Echoing this sentiment, another commentor said:

"Part of the whole national trend to turn the library into a student center and downplay the information resources. Everyone is seeing library spaces shifting rapidly into something that doesn't resemble a library." 

Employees of Barnard's library articulated their concerns and advocated for the library and for themselves in an op-ed piece published in the Columbia Spectator on December 29, 2014. The piece, titled "People Over Paper in Barnard's Library," was penned by Jenna Freedman, Michael Diggs, Vani Natarajan, Martha Tenney, Alexis Seeley, and Nick Wolven, all of whom are Barnard Library & Academic Information Services (BLAIS) staff representing the archives, collection services, IMATS (Instructional Media & Technology Services), the Personal Library program, and the zine library at Barnard College Library.

In the op-ed piece, these BLAIS staff members state, among other things, that:

"A library's worth is not based solely on its book collection. Despite its compact size, our collection has the second highest circulation in Columbia. Our little collection is carefully curated by thoughtful and knowledgeable librarians. Areas of specialization include women's studies, dance, lesbian genre fiction, LGBTQ young adult books, and works supporting First Year English.
"Our offerings and accomplishments are not sad, but mad impressive. The spaces and physical resources are important mostly in that they aid us in supporting the liberal arts mission of Barnard College. Our staff is small, but we achieve a lot through collaboration with each other, students, faculty, and campus units. Our vision for the new library is one in which these collaborations can flourish, one that represents all the strengths of BLAIS."

This Columbia Spectator article was also shared through social media, including Twitter. On Twitter, the response to the op-ed piece was ample:

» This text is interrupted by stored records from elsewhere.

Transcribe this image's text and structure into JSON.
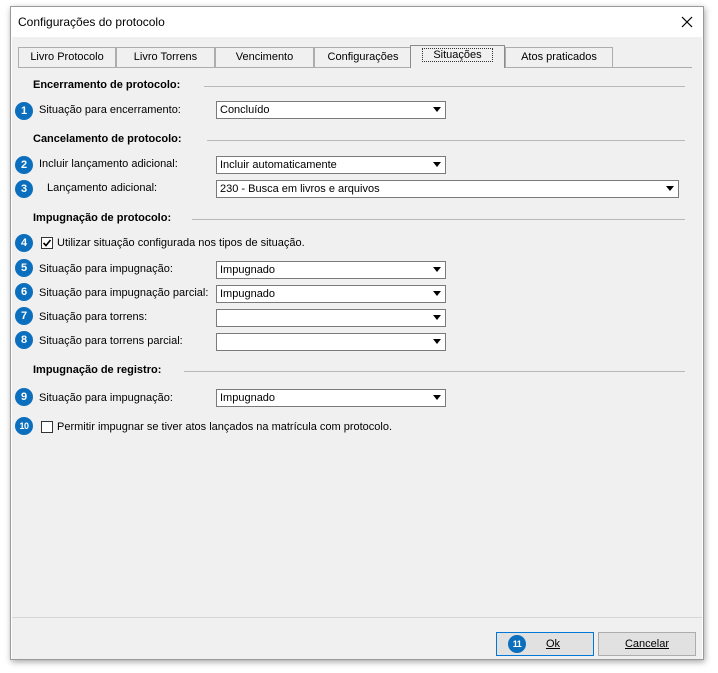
{
  "window": {
    "title": "Configurações do protocolo"
  },
  "tabs": [
    {
      "label": "Livro Protocolo"
    },
    {
      "label": "Livro Torrens"
    },
    {
      "label": "Vencimento"
    },
    {
      "label": "Configurações"
    },
    {
      "label": "Situações"
    },
    {
      "label": "Atos praticados"
    }
  ],
  "active_tab": "Situações",
  "sections": {
    "encerramento": "Encerramento de protocolo:",
    "cancelamento": "Cancelamento de protocolo:",
    "impugnacao_protocolo": "Impugnação de protocolo:",
    "impugnacao_registro": "Impugnação de registro:"
  },
  "fields": {
    "situacao_encerramento": {
      "badge": "1",
      "label": "Situação para encerramento:",
      "value": "Concluído"
    },
    "incluir_lancamento": {
      "badge": "2",
      "label": "Incluir lançamento adicional:",
      "value": "Incluir automaticamente"
    },
    "lancamento_adicional": {
      "badge": "3",
      "label": "Lançamento adicional:",
      "value": "230 - Busca em livros e arquivos"
    },
    "utilizar_situacao": {
      "badge": "4",
      "label": "Utilizar situação configurada nos tipos de situação.",
      "checked": true
    },
    "situacao_impugnacao": {
      "badge": "5",
      "label": "Situação para impugnação:",
      "value": "Impugnado"
    },
    "situacao_impugnacao_parcial": {
      "badge": "6",
      "label": "Situação para impugnação parcial:",
      "value": "Impugnado"
    },
    "situacao_torrens": {
      "badge": "7",
      "label": "Situação para torrens:",
      "value": ""
    },
    "situacao_torrens_parcial": {
      "badge": "8",
      "label": "Situação para torrens parcial:",
      "value": ""
    },
    "situacao_impugnacao_registro": {
      "badge": "9",
      "label": "Situação para impugnação:",
      "value": "Impugnado"
    },
    "permitir_impugnar": {
      "badge": "10",
      "label": "Permitir impugnar se tiver atos lançados na matrícula com protocolo.",
      "checked": false
    }
  },
  "buttons": {
    "ok": {
      "badge": "11",
      "label": "Ok"
    },
    "cancel": {
      "label": "Cancelar"
    }
  },
  "colors": {
    "badge": "#0b6fbd",
    "dialog_bg": "#f0f0f0",
    "default_button_border": "#0078d7"
  },
  "icons": {
    "close": "close-icon",
    "dropdown": "chevron-down-icon",
    "check": "check-icon"
  }
}
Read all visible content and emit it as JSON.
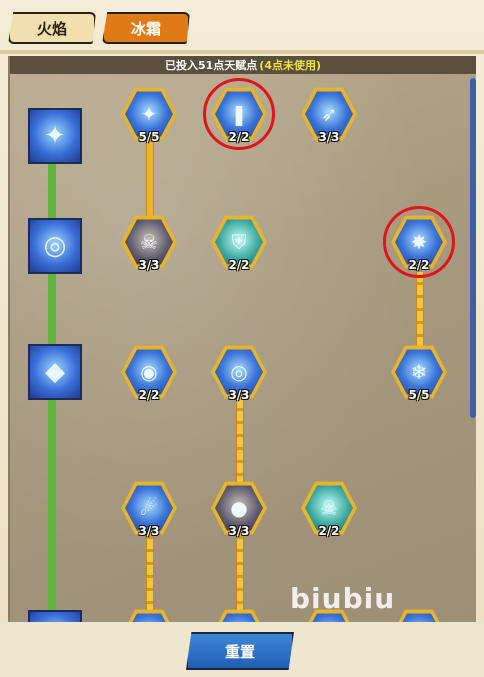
{
  "tabs": {
    "fire": "火焰",
    "ice": "冰霜"
  },
  "points": {
    "invested": "已投入51点天赋点",
    "unused": "(4点未使用)"
  },
  "rows": [
    {
      "icon": "ice-staff-icon"
    },
    {
      "icon": "ice-vortex-icon"
    },
    {
      "icon": "ice-crystal-icon"
    },
    {
      "icon": "ice-spike-icon"
    }
  ],
  "talents": [
    {
      "name": "ice-staff",
      "level": "5/5"
    },
    {
      "name": "ice-wall",
      "level": "2/2"
    },
    {
      "name": "ice-lance",
      "level": "3/3"
    },
    {
      "name": "frost-skeleton",
      "level": "3/3"
    },
    {
      "name": "ice-armor",
      "level": "2/2"
    },
    {
      "name": "ice-shatter",
      "level": "2/2"
    },
    {
      "name": "frost-orb",
      "level": "2/2"
    },
    {
      "name": "ice-vortex",
      "level": "3/3"
    },
    {
      "name": "snowflake",
      "level": "5/5"
    },
    {
      "name": "ice-comet",
      "level": "3/3"
    },
    {
      "name": "frost-boulder",
      "level": "3/3"
    },
    {
      "name": "frost-skull",
      "level": "2/2"
    }
  ],
  "watermark": "biubiu",
  "reset_label": "重置"
}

Let's hope the administration at Barnard College reconsiders its plans for the new Barnard College Library. The campus library is an indispensable resource for any college or university. To recognize it as such, and to respect the library faculty and staff who strive every day to make it an indispensable resource, is necessary in order to fully serve scholars on campus and off well into the future.

For additional information on the plans for the Barnard College Library, go HERE, HERE, and HERE. For more on the new Teaching and Learning Center, go HERE. To read the complete Columbia Spectator op-ed article by BLAIS staff, see THIS LINK.